> [TASK REQUIREMENTS]
The entries below must be copied exactly as they are.

Top of DATASET EXCERPTS

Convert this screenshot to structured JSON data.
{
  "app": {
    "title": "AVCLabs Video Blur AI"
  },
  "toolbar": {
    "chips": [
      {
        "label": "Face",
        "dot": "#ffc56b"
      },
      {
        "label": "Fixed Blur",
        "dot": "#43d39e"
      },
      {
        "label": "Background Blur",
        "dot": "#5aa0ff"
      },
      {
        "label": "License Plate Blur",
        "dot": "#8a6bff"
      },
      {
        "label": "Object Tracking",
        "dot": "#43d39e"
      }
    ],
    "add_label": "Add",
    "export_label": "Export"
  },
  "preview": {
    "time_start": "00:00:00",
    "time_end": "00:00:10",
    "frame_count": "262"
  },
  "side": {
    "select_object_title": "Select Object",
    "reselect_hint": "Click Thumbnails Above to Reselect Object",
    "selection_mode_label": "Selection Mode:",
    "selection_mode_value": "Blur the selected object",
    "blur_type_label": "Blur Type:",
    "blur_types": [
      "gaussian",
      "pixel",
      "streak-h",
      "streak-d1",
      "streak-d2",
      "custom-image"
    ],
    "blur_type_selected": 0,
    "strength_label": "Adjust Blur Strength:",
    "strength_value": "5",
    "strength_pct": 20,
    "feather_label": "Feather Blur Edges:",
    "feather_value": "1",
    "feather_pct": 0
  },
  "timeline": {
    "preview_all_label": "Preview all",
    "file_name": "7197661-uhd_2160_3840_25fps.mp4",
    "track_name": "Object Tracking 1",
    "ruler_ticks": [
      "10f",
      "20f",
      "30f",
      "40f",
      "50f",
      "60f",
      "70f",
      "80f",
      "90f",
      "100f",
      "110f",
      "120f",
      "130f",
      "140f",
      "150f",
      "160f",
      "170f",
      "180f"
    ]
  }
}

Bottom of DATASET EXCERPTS

> [SOLUTION TO THIS EXERCISE]
Convert this screenshot to structured JSON data.
{
  "app": {
    "title": "AVCLabs Video Blur AI"
  },
  "toolbar": {
    "chips": [
      {
        "label": "Face",
        "dot": "#ffc56b"
      },
      {
        "label": "Fixed Blur",
        "dot": "#43d39e"
      },
      {
        "label": "Background Blur",
        "dot": "#5aa0ff"
      },
      {
        "label": "License Plate Blur",
        "dot": "#8a6bff"
      },
      {
        "label": "Object Tracking",
        "dot": "#43d39e"
      }
    ],
    "add_label": "Add",
    "export_label": "Export"
  },
  "preview": {
    "time_start": "00:00:00",
    "time_end": "00:00:10",
    "frame_count": "262"
  },
  "side": {
    "select_object_title": "Select Object",
    "reselect_hint": "Click Thumbnails Above to Reselect Object",
    "selection_mode_label": "Selection Mode:",
    "selection_mode_value": "Blur the selected object",
    "blur_type_label": "Blur Type:",
    "blur_types": [
      "gaussian",
      "pixel",
      "streak-h",
      "streak-d1",
      "streak-d2",
      "custom-image"
    ],
    "blur_type_selected": 0,
    "strength_label": "Adjust Blur Strength:",
    "strength_value": "5",
    "strength_pct": 20,
    "feather_label": "Feather Blur Edges:",
    "feather_value": "1",
    "feather_pct": 0
  },
  "timeline": {
    "preview_all_label": "Preview all",
    "file_name": "7197661-uhd_2160_3840_25fps.mp4",
    "track_name": "Object Tracking 1",
    "ruler_ticks": [
      "10f",
      "20f",
      "30f",
      "40f",
      "50f",
      "60f",
      "70f",
      "80f",
      "90f",
      "100f",
      "110f",
      "120f",
      "130f",
      "140f",
      "150f",
      "160f",
      "170f",
      "180f"
    ]
  }
}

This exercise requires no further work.